My experience in Milan might not have been as picture perfect as I wish it had been, but in hindsight I realize that I had an amazing time anyway. I had been to some of the most famous buildings in all of Italy after all! So, if I can remind you of one little detail it’s that there’s no such thing as perfection. My trip to Milan was wonderful. I ate great food and I was able to appreciate incredible art pieces. Even though some of the other things I saw weren’t perfect, they were still breathtaking. Best of all, I was able to create an amazing weekend for myself, without running into any trouble. So, if you find yourself planning your first solo trip in a new city, I encourage you not to be so nervous that you talk yourself out of an incredible opportunity. Perhaps, there might be some bumps along the way, but hopefully there will be more successes as there were for me in the end.

*Although I did meet up with a few friends for lunch on Sunday, I consider this to be a solo trip as I arranged and fulfilled all of my transportation and site visits by myself.

Andrea Arredondo studied abroad in Florence in Summer 2019.

Italy | Textbooks and Traveling: What It’s Like to Take Classes A Foreign Country

By Andrea Arredondo

Studying abroad may seem to be a bit counterintuitive. You are traveling to a foreign country and encouraged to see new places, yet you also have to take classes and are given assignments to complete. You are told that you should interact with locals and try to soak up as much of this culture and community you are experiencing, but that can seem challenging when you have to meet deadlines. It may seem like a lot, or impossible to try and strike a balance between the two, but keep reading to see what an average day abroad was like for me! 
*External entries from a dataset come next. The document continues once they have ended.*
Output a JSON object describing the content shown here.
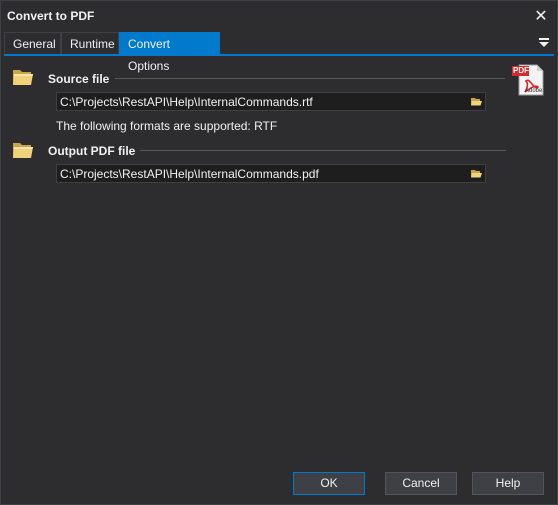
{
  "window": {
    "title": "Convert to PDF"
  },
  "tabs": [
    {
      "label": "General"
    },
    {
      "label": "Runtime"
    },
    {
      "label": "Convert Options"
    }
  ],
  "source": {
    "label": "Source file",
    "value": "C:\\Projects\\RestAPI\\Help\\InternalCommands.rtf",
    "note": "The following formats are supported: RTF"
  },
  "output": {
    "label": "Output PDF file",
    "value": "C:\\Projects\\RestAPI\\Help\\InternalCommands.pdf"
  },
  "pdf_logo": {
    "badge": "PDF",
    "brand": "Adobe"
  },
  "buttons": {
    "ok": "OK",
    "cancel": "Cancel",
    "help": "Help"
  },
  "colors": {
    "accent": "#007acc",
    "background": "#2d2d30",
    "field": "#1e1e1e"
  }
}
7:00AM- Although I certainly did not need to wake up this early, my roommate and I regularly left the windows open overnight, forcing us to wake up earlier than either of us liked. After getting up, the weather was pretty cool so, I liked to do some of my readings. About an hour later, more girls would wake up in my hall and I would great ready for class. Depending on if I had groceries, I would either make something in one of the shared kitchens or buy breakfast at a local café.
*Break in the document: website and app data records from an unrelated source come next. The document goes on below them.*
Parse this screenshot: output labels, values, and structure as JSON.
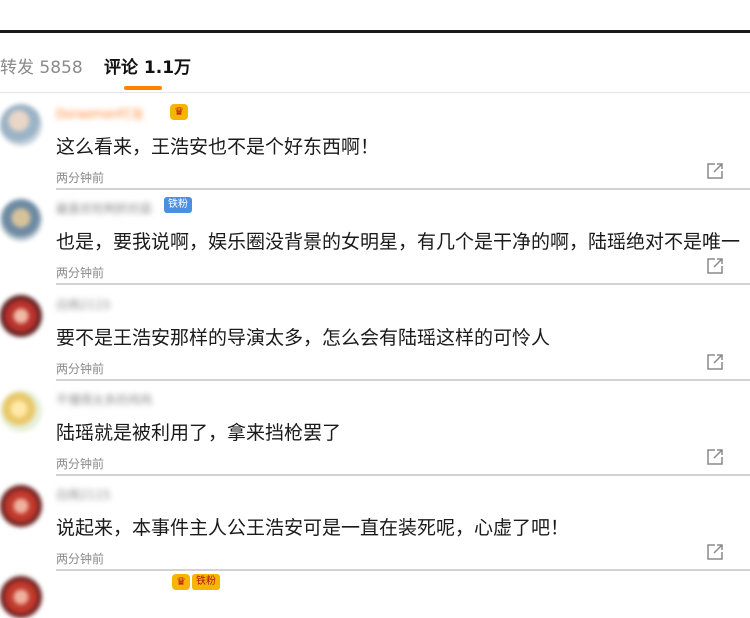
{
  "tabs": {
    "repost_label": "转发 5858",
    "comments_label": "评论 1.1万"
  },
  "colors": {
    "accent": "#ff8200",
    "fan_badge": "#4a90e2",
    "crown_badge": "#f7b500"
  },
  "comments": [
    {
      "username": "Doraemon叮当",
      "badge": "crown-icon",
      "text": "这么看来，王浩安也不是个好东西啊！",
      "time": "两分钟前"
    },
    {
      "username": "最喜欢吃鸭肝的菜",
      "badge": "铁粉",
      "text": "也是，要我说啊，娱乐圈没背景的女明星，有几个是干净的啊，陆瑶绝对不是唯一",
      "time": "两分钟前"
    },
    {
      "username": "白雨2115",
      "text": "要不是王浩安那样的导演太多，怎么会有陆瑶这样的可怜人",
      "time": "两分钟前"
    },
    {
      "username": "不懂得太多的鸡鸡",
      "text": "陆瑶就是被利用了，拿来挡枪罢了",
      "time": "两分钟前"
    },
    {
      "username": "白雨2115",
      "text": "说起来，本事件主人公王浩安可是一直在装死呢，心虚了吧！",
      "time": "两分钟前"
    }
  ],
  "next_comment": {
    "badge": "铁粉"
  }
}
10AM- In the morning we had a two-hour long lecture. Lectures were usually held inside the Accent Center, but at times we would visit museums or go on walks during these blocks of time. Professor Looby was really great at making lectures interactive. Often, he would ask us to read passages and state our thoughts. In class, we would expand our conversations by connecting the readings to famous paintings or statues. My favorite day in class was when we were talking about a song reference in one of our books and Professor Looby suddenly started to sing!

12PM- Lunch time! The nice thing about having such a long lunch was the ability to go across the Arno to try new places AND still make it back in time for class. Sometimes I even used this time to get ahead on work, visit a museum, or talk to family and friends back home.

2PM- After lunch we would have another two-hour lecture, discussion with our Teaching Assistant, or site visit. My favorite class trip was when we went to see the Pitti Palace. Here we were able to look at art which dated back centuries. There were also more modern exhibitions which showcased the influence of the late Renaissance period on modern fashion. 

4PM- Up to you dude! Once class was over, we were never forced to stay at the museums or churches afterward. After class, we were free to do as we liked. Of course, we could stay longer, but some days I went back to my apartment to do homework or else where to explored the city (read “Under the Tuscan Sun” to learn my favorite after class walk). Although class met every day, Professor Looby was very transparent about the work he wanted from us. As such, I was always able to plan my excursions accordingly.

The things that makes studying abroad manageable is that your professors know you want to spend time exploring the city where you are at. Of course, they will give you readings and papers, but it’s up to you to use your time efficiently. After all, studying abroad is more than just what you learn inside a classroom. 

Andrea Arredondo studied abroad in Florence in Summer 2019.